Many members of my extended family are teachers, among them my husband's mother. Margaret taught maths at an Adelaide girls school. She used to pile up gifts of perfume and soap in her bedroom wardrobe. While education is a right, to her students it was also a gift. Margaret received something other than soap in return: the opportunity to teach emerging adults. The respect and appreciation was mutual.
Entitlement creates neither gratitude nor engagement. This is a key finding of Dr Kerry Howells, a teacher educator at the University of Tasmania. She found that the more students were aware of the money they or their parents paid for education – be it school fees or higher education contributions – the less grateful they felt. The less grateful they felt, the less present and engaged they became. Complaint set in and clouded students' ability to be present in their learning.
Howell found that teachers have been feeling less appreciated over time, as education has become more commodified. They were "seen as someone employed by the parents, rather than someone who was giving something precious". They described being seen as someone who delivered a product, "caught in the grip of an exchange paradigm" rather than a person giving of themselves.
One of the most famous studies in behavioural economics finds that late fees, imposed to encourage parents to pick up their children from childcare centres, have the opposite effect. Before fines were introduced in the childcare centres studied, children were picked up late around eight times per week per centre. Afterwards, late pickups jumped to 20 per week. Parents felt entitled rather than engaged.
Fees turn students into clients. Instead of considering how they should live, students who know they are paying fees are more likely to look for instructions on how to make a living.
As soon as the recommendation in the Tony Abbott's draft green paper came to light he shot it down. Owning it would have been political suicide. But at some level his government must have been thinking about it.
If he was serious about better using public funds he would stop using them to boost private schools and concentrate on public ones.
In any event it isn't right to describe public schooling as free. We pay for it through taxes. Some parents choose to pay more by going private, and others who can afford to give more do so through the public system, voluntary. And they contribute in other ways other than financial. Parents give their time, volunteering in the canteen, at fundraisers, as in-class helpers and so on.
Many families in my part of Canberra choose to work part-time in order to help in their local school and to be available for in those precious pre- and post- school hours. They understand that they are part of a social project, involving parents, teachers, and children. They understand that it takes a village to raise a child.
Students whose parents take part in their schooling in partnership with teachers record better outcomes. They have better attitudes, are more likely to take on more challenging tasks and are more likely do well at them.
Their parents are also more likely to defend and lobby for public schools.
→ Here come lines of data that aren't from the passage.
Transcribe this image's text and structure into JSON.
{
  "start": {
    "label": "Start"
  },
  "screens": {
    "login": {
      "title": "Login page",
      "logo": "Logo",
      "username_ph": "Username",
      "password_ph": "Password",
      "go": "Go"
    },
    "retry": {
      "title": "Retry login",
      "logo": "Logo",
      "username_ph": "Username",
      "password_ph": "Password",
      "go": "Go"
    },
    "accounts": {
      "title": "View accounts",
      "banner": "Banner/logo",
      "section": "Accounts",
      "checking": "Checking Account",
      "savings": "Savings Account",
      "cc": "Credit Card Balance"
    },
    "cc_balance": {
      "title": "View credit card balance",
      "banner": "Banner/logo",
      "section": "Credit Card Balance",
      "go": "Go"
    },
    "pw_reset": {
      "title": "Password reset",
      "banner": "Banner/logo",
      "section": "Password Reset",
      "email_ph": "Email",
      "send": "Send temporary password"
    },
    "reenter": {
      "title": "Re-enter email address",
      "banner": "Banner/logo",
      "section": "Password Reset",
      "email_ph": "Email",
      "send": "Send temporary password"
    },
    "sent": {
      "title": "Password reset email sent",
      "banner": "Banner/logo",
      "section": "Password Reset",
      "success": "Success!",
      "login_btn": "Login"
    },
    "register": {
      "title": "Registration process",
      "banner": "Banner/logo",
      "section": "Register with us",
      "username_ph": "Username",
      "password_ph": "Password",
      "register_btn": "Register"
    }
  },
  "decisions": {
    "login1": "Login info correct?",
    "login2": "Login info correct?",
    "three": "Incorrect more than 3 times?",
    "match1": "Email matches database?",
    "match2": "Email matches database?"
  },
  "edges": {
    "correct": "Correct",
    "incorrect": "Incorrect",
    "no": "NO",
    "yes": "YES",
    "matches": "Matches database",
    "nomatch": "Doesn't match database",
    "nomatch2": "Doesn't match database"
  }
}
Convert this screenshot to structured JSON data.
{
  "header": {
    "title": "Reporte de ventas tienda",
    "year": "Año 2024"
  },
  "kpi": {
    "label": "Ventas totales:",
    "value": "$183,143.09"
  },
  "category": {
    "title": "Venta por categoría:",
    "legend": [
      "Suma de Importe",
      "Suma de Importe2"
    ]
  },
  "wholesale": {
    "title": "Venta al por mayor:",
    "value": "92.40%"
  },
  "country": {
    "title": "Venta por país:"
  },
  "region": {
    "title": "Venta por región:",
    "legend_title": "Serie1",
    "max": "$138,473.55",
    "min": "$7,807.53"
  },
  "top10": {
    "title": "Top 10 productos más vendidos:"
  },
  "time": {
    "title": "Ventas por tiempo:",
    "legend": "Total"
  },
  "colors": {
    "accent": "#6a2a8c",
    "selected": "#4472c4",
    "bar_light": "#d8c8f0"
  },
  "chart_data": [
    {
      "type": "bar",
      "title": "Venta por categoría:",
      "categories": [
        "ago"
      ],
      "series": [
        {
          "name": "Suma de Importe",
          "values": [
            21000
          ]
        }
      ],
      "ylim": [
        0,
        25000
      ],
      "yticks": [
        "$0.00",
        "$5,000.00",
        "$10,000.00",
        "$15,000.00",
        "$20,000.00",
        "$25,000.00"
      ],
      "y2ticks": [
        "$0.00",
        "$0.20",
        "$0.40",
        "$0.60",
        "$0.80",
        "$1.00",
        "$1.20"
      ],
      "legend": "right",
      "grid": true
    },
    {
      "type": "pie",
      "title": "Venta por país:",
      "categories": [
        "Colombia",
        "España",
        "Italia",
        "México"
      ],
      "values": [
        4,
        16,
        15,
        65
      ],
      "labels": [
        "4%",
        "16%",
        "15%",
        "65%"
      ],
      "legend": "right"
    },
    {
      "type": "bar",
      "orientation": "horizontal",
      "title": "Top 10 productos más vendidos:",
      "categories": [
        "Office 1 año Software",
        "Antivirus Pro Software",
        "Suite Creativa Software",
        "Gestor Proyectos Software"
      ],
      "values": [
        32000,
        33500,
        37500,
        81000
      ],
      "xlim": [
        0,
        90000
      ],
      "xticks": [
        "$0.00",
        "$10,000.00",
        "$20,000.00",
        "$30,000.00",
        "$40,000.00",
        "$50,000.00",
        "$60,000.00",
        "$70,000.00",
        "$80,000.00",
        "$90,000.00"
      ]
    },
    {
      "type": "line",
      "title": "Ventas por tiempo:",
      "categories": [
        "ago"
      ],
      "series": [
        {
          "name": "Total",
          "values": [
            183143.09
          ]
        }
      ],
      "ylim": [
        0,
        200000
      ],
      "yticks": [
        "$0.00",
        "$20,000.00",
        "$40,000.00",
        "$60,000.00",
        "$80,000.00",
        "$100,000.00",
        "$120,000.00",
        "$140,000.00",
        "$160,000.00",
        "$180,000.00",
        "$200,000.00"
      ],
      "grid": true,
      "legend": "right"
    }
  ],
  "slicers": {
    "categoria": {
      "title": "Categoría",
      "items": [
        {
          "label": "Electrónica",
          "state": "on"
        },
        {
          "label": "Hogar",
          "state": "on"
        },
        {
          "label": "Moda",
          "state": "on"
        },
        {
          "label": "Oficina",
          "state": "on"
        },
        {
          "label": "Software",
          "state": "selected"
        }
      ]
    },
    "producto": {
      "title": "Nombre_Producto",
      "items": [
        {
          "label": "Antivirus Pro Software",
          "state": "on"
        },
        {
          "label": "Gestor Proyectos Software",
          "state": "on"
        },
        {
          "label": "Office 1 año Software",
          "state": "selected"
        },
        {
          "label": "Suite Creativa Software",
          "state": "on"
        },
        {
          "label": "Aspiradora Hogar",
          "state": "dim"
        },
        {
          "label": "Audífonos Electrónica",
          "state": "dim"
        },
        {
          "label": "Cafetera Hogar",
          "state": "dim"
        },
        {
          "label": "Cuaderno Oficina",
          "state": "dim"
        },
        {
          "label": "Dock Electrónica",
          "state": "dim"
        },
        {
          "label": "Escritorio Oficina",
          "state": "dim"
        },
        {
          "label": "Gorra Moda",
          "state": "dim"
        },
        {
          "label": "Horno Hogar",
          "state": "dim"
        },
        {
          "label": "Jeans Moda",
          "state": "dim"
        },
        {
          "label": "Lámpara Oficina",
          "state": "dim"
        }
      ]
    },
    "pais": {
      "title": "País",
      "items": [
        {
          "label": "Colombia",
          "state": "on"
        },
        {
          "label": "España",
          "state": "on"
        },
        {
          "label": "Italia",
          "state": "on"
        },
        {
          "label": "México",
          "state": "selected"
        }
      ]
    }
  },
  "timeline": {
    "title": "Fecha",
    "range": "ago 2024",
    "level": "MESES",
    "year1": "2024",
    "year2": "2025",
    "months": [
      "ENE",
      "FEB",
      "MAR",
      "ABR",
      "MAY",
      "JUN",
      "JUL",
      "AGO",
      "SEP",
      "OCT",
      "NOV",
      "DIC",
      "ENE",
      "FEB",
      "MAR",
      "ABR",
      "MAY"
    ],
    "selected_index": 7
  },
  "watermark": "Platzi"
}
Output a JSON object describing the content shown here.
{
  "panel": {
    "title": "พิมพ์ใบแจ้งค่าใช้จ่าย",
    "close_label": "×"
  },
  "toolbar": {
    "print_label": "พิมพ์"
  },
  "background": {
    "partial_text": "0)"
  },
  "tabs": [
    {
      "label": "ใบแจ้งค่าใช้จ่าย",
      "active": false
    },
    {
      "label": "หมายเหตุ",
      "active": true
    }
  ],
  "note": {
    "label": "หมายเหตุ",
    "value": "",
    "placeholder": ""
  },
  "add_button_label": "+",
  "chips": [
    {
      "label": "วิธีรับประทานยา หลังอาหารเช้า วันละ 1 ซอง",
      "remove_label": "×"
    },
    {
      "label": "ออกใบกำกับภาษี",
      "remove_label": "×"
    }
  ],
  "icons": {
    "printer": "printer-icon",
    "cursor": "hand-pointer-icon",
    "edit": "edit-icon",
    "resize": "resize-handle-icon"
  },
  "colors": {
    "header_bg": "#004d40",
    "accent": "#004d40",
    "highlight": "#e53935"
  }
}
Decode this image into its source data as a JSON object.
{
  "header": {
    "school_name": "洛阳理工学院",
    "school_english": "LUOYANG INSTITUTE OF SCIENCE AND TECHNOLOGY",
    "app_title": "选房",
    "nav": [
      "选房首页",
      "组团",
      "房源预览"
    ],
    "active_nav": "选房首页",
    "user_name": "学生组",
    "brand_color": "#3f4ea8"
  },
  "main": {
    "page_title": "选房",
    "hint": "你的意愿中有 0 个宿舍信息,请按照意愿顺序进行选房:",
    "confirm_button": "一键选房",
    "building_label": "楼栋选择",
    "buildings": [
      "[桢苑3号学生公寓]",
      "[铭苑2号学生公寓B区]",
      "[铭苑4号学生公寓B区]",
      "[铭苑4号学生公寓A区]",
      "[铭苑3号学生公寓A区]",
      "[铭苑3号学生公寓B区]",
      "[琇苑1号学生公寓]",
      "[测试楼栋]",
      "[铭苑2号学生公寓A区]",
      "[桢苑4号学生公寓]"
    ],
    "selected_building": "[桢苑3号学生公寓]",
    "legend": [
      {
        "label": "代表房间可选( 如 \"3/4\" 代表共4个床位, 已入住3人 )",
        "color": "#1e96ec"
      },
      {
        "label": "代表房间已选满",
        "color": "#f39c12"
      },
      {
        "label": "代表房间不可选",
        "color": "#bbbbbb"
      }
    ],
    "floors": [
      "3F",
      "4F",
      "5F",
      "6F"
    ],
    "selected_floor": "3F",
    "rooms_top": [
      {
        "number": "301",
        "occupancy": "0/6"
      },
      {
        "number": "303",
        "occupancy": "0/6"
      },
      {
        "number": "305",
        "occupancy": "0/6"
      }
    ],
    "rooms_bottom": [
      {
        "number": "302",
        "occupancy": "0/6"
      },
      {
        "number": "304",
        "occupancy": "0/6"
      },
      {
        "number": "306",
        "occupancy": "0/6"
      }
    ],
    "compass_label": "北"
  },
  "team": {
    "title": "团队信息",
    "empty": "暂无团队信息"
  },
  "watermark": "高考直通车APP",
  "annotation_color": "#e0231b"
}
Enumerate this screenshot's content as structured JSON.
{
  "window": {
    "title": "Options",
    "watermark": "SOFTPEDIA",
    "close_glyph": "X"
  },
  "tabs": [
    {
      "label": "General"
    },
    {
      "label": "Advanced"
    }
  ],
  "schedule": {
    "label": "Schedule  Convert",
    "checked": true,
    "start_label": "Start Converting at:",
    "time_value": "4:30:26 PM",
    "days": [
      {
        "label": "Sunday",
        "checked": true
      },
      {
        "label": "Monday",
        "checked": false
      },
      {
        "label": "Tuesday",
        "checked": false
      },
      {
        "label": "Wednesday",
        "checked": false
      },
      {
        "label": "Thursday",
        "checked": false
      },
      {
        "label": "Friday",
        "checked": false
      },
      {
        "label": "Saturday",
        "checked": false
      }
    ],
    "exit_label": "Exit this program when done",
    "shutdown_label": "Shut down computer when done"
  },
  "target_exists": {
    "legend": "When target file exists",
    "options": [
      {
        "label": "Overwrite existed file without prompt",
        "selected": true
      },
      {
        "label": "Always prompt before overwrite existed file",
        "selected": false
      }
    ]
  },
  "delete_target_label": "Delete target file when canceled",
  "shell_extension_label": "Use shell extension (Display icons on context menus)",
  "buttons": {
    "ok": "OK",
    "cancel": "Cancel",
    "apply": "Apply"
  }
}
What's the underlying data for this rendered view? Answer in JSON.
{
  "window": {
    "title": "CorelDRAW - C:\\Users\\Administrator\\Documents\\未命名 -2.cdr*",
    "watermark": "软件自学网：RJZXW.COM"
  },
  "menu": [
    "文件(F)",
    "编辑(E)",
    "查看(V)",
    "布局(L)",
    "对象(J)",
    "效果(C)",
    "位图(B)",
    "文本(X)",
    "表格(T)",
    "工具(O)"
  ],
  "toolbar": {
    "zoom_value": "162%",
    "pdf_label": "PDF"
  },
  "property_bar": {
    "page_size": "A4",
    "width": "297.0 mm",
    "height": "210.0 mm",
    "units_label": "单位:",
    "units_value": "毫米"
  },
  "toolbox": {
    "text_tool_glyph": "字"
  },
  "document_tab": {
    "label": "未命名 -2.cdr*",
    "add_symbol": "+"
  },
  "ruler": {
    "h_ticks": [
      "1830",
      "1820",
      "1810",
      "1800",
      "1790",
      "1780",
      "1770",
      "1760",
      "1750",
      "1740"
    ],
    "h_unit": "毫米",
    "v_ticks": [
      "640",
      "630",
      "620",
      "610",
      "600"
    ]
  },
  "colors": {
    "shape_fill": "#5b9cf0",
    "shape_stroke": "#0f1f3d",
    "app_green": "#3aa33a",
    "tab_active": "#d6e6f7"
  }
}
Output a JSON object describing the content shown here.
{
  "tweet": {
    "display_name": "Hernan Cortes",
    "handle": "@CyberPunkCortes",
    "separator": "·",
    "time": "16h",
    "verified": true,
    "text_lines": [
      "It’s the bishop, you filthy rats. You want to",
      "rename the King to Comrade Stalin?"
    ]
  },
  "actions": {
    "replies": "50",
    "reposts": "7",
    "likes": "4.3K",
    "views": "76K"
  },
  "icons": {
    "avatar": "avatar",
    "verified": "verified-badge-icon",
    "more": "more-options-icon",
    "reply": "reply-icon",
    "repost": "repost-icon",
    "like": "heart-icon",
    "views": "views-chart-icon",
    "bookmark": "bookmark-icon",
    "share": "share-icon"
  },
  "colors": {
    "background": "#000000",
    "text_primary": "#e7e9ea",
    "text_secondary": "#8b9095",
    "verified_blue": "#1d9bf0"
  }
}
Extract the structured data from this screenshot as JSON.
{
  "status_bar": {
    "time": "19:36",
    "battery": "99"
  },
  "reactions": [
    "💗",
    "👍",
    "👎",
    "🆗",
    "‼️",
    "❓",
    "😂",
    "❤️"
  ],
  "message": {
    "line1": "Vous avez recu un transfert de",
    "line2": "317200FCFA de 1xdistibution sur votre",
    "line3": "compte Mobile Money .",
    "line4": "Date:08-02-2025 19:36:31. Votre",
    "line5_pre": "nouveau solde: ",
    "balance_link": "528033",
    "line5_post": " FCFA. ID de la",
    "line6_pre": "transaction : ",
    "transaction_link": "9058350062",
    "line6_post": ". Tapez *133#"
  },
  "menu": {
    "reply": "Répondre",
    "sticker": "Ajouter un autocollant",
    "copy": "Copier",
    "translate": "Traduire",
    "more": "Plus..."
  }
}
If compulsory fees sent high-income parents away to private schools, public schools would have even fewer defenders. Public schools would concentrate on serving poor people with little lobbying power. Private schools would concentrate on the rich, who would lobby for the schools to become richer still. Communities would further fragment.
And perhaps become less soulful. To paraphrase the former Archbishop of Canterbury Rowan Williams, education is more than discipline and ticking off competencies. It is the business of creating people who can participate in inclusive society regardless of their means; citizens who are much more than individual cogs in an economic system.
Toni Hassan is a Canberra writer. Twitter: @ToniHassan